In the “digital and data” category, the four finalists are:

  • A “dynamic microsimulation model that projects the distribution of retirement incomes, assets and Age Pension expenditures out to 2055” from Treasury, called the Model of Australia’s Retirement Income and Assets (Maria).
  • From the Department of Education and Training, the first example of the Multi-Agency Data Integration Program influencing policy, in this case, to improve school resourcing calculations.
  • “A secure diplomatic network communications capability to meet the challenges of deploying into crises situations quickly and effectively” developed by the Department of Foreign Affairs and Trade.
  • The Tax Office’s tax-gap research program, which used “an innovative data-driven approach” to improve estimates of the tax gaps of large corporate groups and has reportedly won international acclaim.

Six ways policy can learn from delivery

In her speech Kelly listed some key points from an ANZSOG research paper, Governing by looking back, one of several commissioned by the APS Review.

“The report identified six key activities which need to be both funded and committed to by the public service if it’s to become a learning institution.

“They are:

  • continuously self-monitor and internally discuss past practices;
  • generate and process multiple feedback streams from external sources;
  • compare performances across time, context, sectors and jurisdictions;
  • maintain a culture in which it’s considered safe and valuable to expose errors and engage in critical self-examination;
  • engage in reflective and adaptive ‘double loop’ lesson drawing that is prepared to question key tenets of the status quo and to transform lessons into practices;
  • and sustain these efforts over time, even after the focus has shifted away from the original agenda.”

The innovation-focused deputy secretary acknowledged it was a “tough list” of recommendations and her department wasn’t there yet, but also noted it encouraged learning from day-to-day work, not from courses, and the ongoing task of connecting policy development to the lessons of delivery.

“I’m not sure how many of you come from departments where this resonates but in my department, we find it really hard to inform the policy stream by the work of our programs. There’s a divide between the two that is incredibly hard to bridge. We’re working really hard to do that and to actually understand that the interactions, the manifestations … and the impacts of our programs every day, are the most valuable learning that we have available to our policy development process.”

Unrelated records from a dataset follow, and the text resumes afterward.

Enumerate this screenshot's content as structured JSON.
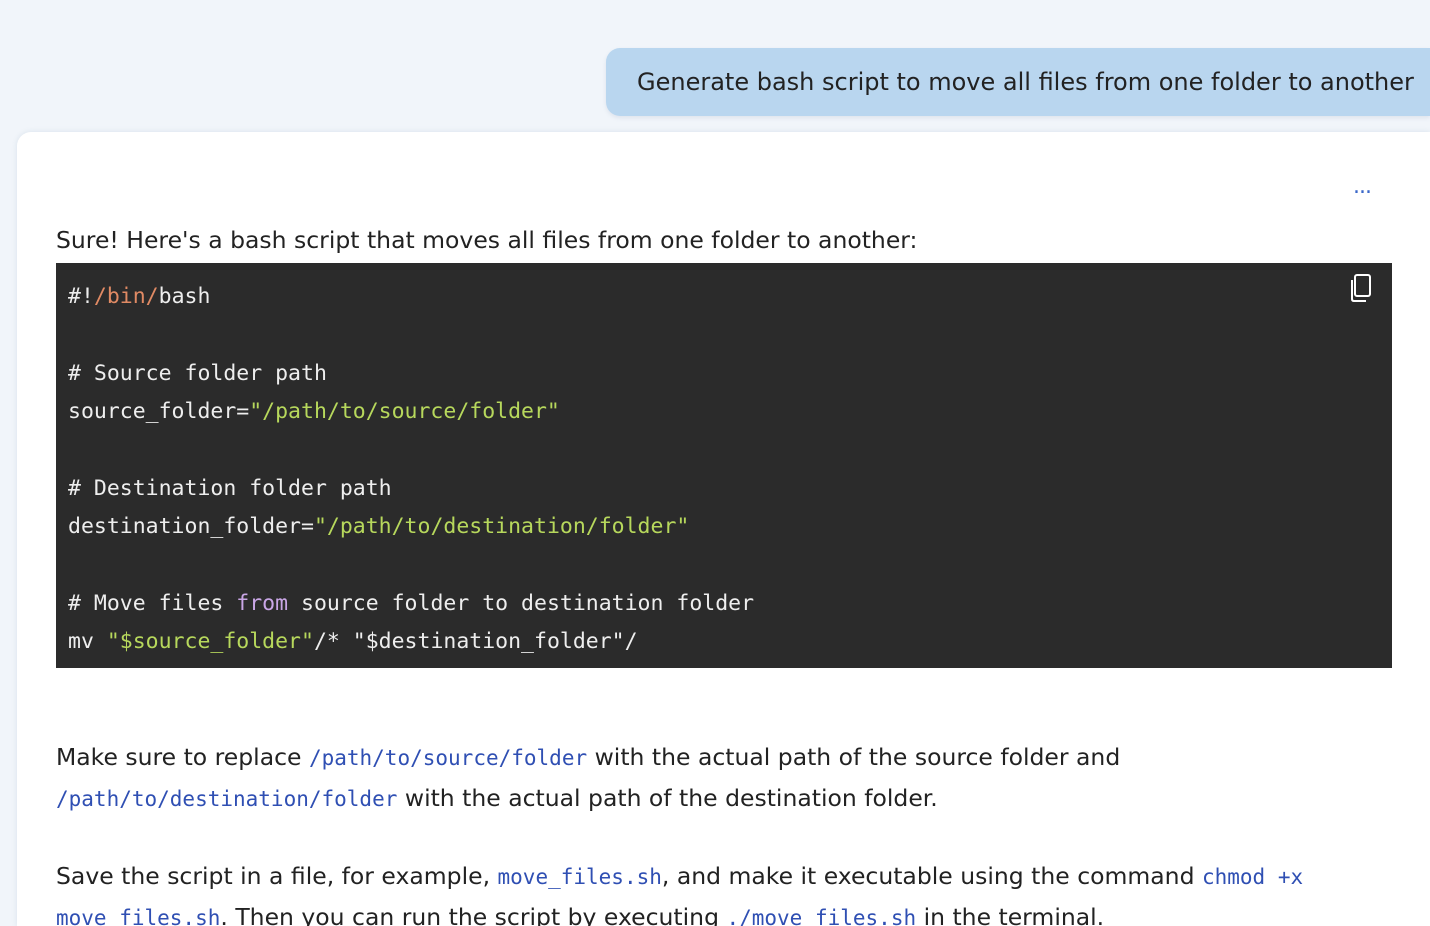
{
  "user_message": {
    "text": "Generate bash script to move all files from one folder to another"
  },
  "assistant": {
    "more_label": "...",
    "intro": "Sure! Here's a bash script that moves all files from one folder to another:",
    "code_lines": [
      {
        "segments": [
          {
            "text": "#!",
            "kind": "plain"
          },
          {
            "text": "/bin/",
            "kind": "path"
          },
          {
            "text": "bash",
            "kind": "plain"
          }
        ]
      },
      {
        "segments": []
      },
      {
        "segments": [
          {
            "text": "# Source folder path",
            "kind": "plain"
          }
        ]
      },
      {
        "segments": [
          {
            "text": "source_folder=",
            "kind": "plain"
          },
          {
            "text": "\"/path/to/source/folder\"",
            "kind": "str"
          }
        ]
      },
      {
        "segments": []
      },
      {
        "segments": [
          {
            "text": "# Destination folder path",
            "kind": "plain"
          }
        ]
      },
      {
        "segments": [
          {
            "text": "destination_folder=",
            "kind": "plain"
          },
          {
            "text": "\"/path/to/destination/folder\"",
            "kind": "str"
          }
        ]
      },
      {
        "segments": []
      },
      {
        "segments": [
          {
            "text": "# Move files ",
            "kind": "plain"
          },
          {
            "text": "from",
            "kind": "kw"
          },
          {
            "text": " source folder to destination folder",
            "kind": "plain"
          }
        ]
      },
      {
        "segments": [
          {
            "text": "mv ",
            "kind": "plain"
          },
          {
            "text": "\"$source_folder\"",
            "kind": "str"
          },
          {
            "text": "/* \"$destination_folder\"/",
            "kind": "plain"
          }
        ]
      }
    ],
    "para1": {
      "line1": {
        "t1": "Make sure to replace ",
        "c1": "/path/to/source/folder",
        "t2": " with the actual path of the source folder and"
      },
      "line2": {
        "c1": "/path/to/destination/folder",
        "t1": " with the actual path of the destination folder."
      }
    },
    "para2": {
      "line1": {
        "t1": "Save the script in a file, for example, ",
        "c1": "move_files.sh",
        "t2": ", and make it executable using the command ",
        "c2": "chmod +x"
      },
      "line2": {
        "c1": "move_files.sh",
        "t1": ". Then you can run the script by executing ",
        "c2": "./move_files.sh",
        "t2": " in the terminal."
      }
    }
  },
  "colors": {
    "page_background": "#f1f5fa",
    "user_bubble": "#b9d6ef",
    "code_background": "#2b2b2b",
    "inline_code": "#2f4fb3",
    "string_token": "#b7d85c",
    "path_token": "#e08a64",
    "keyword_token": "#c9a6e6",
    "accent": "#3b68c9"
  },
  "icons": {
    "copy": "copy-icon",
    "more": "more-icon"
  }
}
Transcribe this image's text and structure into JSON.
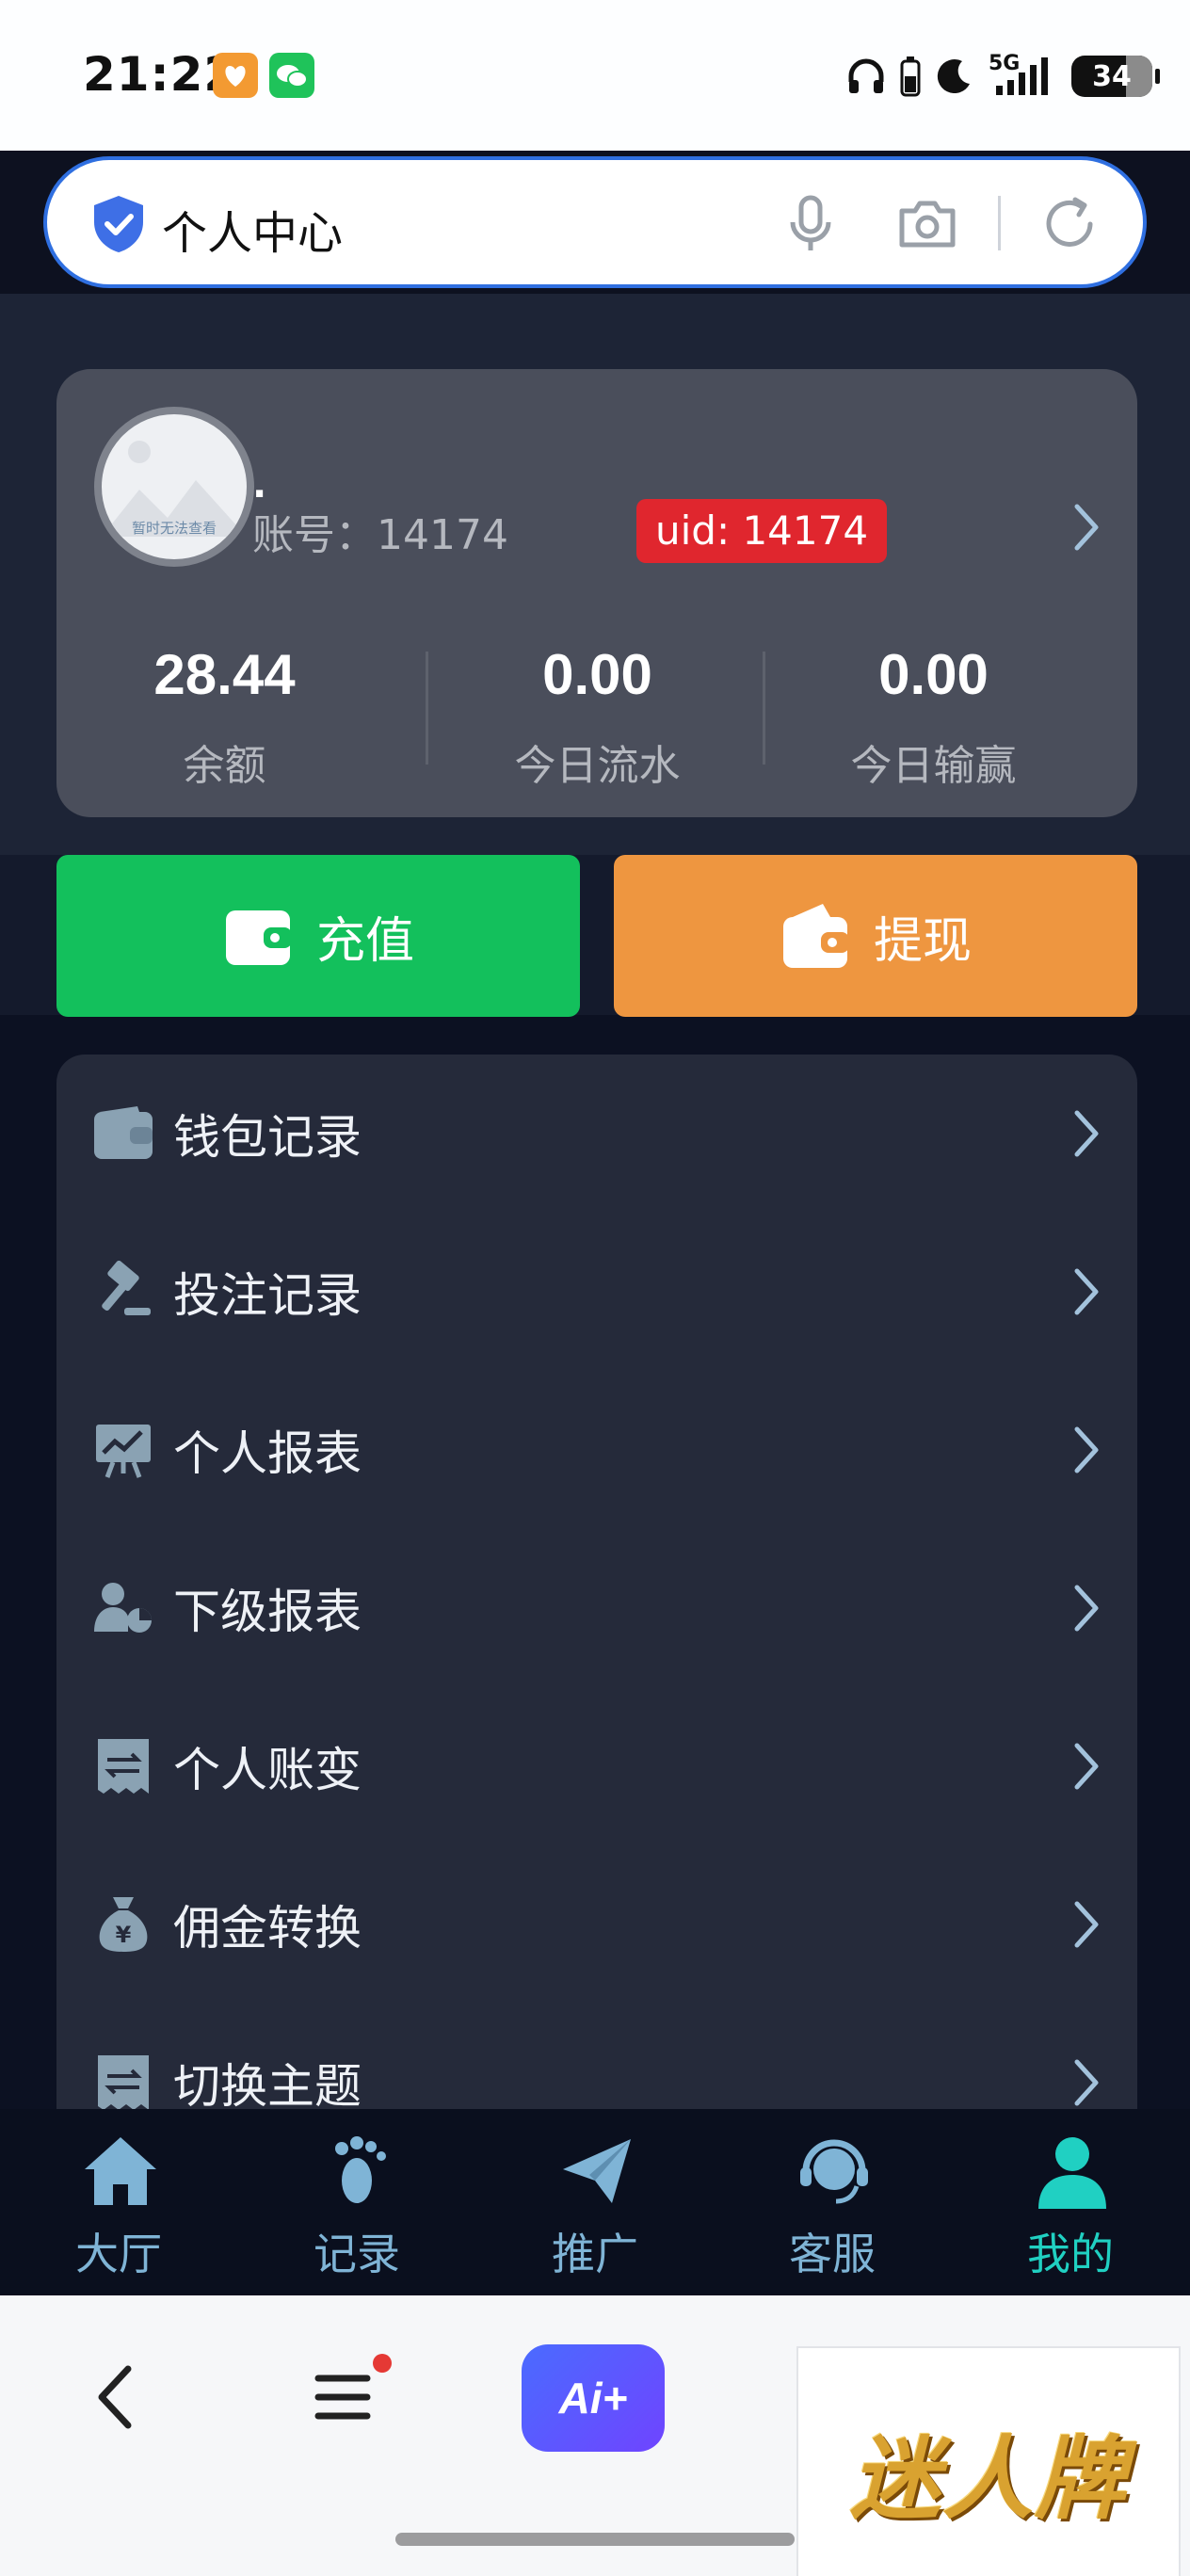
{
  "status_bar": {
    "time": "21:22",
    "network": "5G",
    "battery": "34"
  },
  "search": {
    "title": "个人中心"
  },
  "profile": {
    "nickname": ".",
    "avatar_text": "暂时无法查看",
    "account": "账号：14174",
    "uid": "uid: 14174",
    "stats": [
      {
        "value": "28.44",
        "label": "余额"
      },
      {
        "value": "0.00",
        "label": "今日流水"
      },
      {
        "value": "0.00",
        "label": "今日输赢"
      }
    ]
  },
  "actions": {
    "recharge": "充值",
    "withdraw": "提现"
  },
  "menu": [
    {
      "label": "钱包记录",
      "icon": "wallet-icon"
    },
    {
      "label": "投注记录",
      "icon": "gavel-icon"
    },
    {
      "label": "个人报表",
      "icon": "chart-board-icon"
    },
    {
      "label": "下级报表",
      "icon": "user-pie-icon"
    },
    {
      "label": "个人账变",
      "icon": "receipt-icon"
    },
    {
      "label": "佣金转换",
      "icon": "money-bag-icon"
    },
    {
      "label": "切换主题",
      "icon": "switch-theme-icon"
    }
  ],
  "tabs": [
    {
      "label": "大厅",
      "icon": "home-icon"
    },
    {
      "label": "记录",
      "icon": "footprint-icon"
    },
    {
      "label": "推广",
      "icon": "paper-plane-icon"
    },
    {
      "label": "客服",
      "icon": "headset-icon"
    },
    {
      "label": "我的",
      "icon": "user-icon",
      "active": true
    }
  ],
  "browser": {
    "ai_label": "Ai+",
    "brand": "迷人牌"
  },
  "colors": {
    "accent": "#20d0c2",
    "recharge": "#13c05c",
    "withdraw": "#ee9640",
    "uid_badge": "#e0262e"
  }
}
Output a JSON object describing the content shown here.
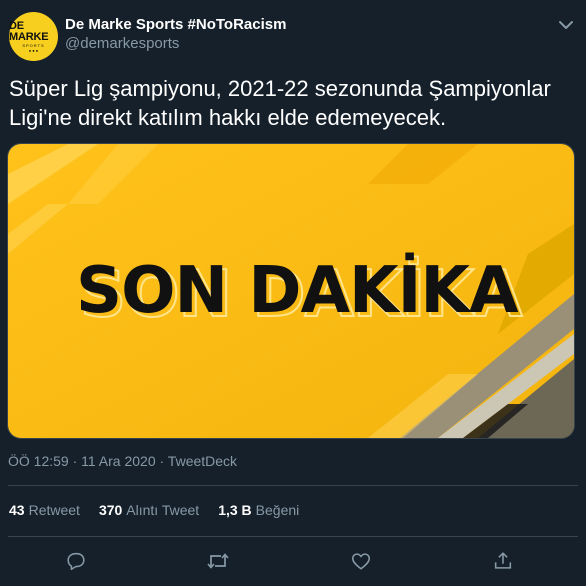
{
  "tweet": {
    "display_name": "De Marke Sports #NoToRacism",
    "handle": "@demarkesports",
    "avatar_text": "DE MARKE",
    "avatar_subtext": "SPORTS",
    "text": "Süper Lig şampiyonu, 2021-22 sezonunda Şampiyonlar Ligi'ne direkt katılım hakkı elde edemeyecek.",
    "image_text": "SON DAKİKA",
    "meta": "ÖÖ 12:59 · 11 Ara 2020 · TweetDeck"
  },
  "stats": {
    "retweets_count": "43",
    "retweets_label": "Retweet",
    "quotes_count": "370",
    "quotes_label": "Alıntı Tweet",
    "likes_count": "1,3 B",
    "likes_label": "Beğeni"
  },
  "icons": {
    "reply": "reply-icon",
    "retweet": "retweet-icon",
    "like": "heart-icon",
    "share": "share-icon",
    "more": "chevron-down-icon"
  },
  "colors": {
    "background": "#15202b",
    "secondary_text": "#8899a6",
    "divider": "#38444d",
    "image_yellow": "#f7bd14",
    "avatar_yellow": "#f6cf1f"
  }
}
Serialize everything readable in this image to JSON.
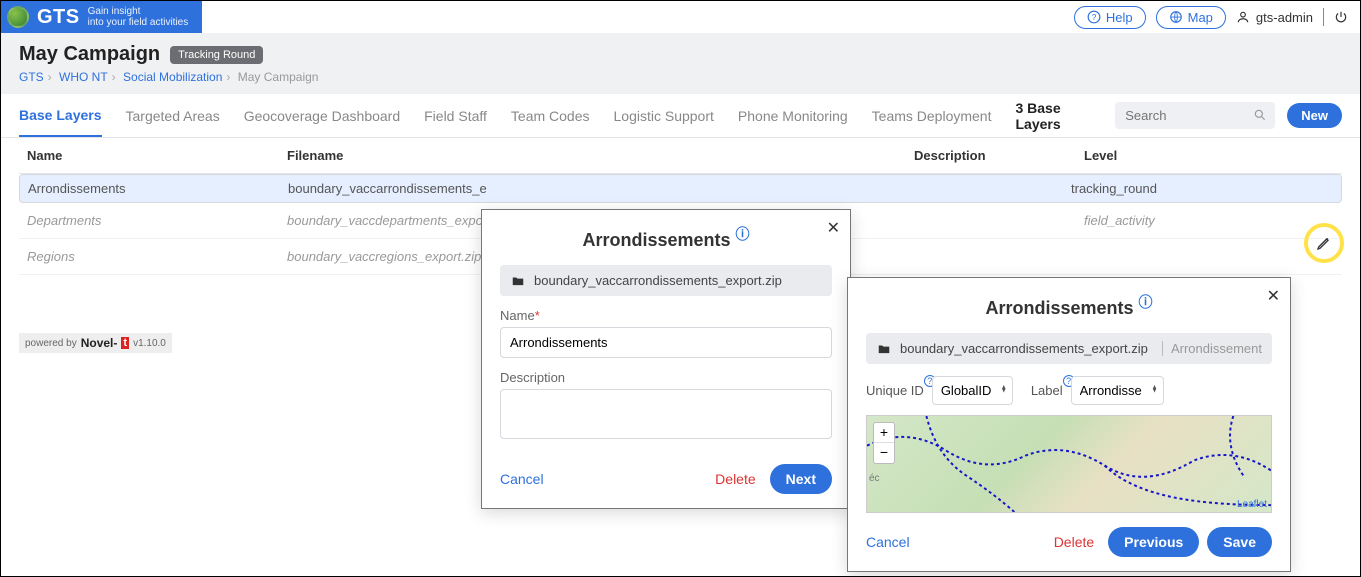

As well as learning, the public service must also be listening, she added.

“It’s important for us as public servants to show the public we serve that we are listening, and by being honest and open about the experiments that we’re doing, by bringing the public with us… then we can build trust.”

About the author
Inline Feedbacks
View all comments
The Mandarin Premium

Insights & analysis that matter to you

Subscribe for only $5 a week


Get Premium Today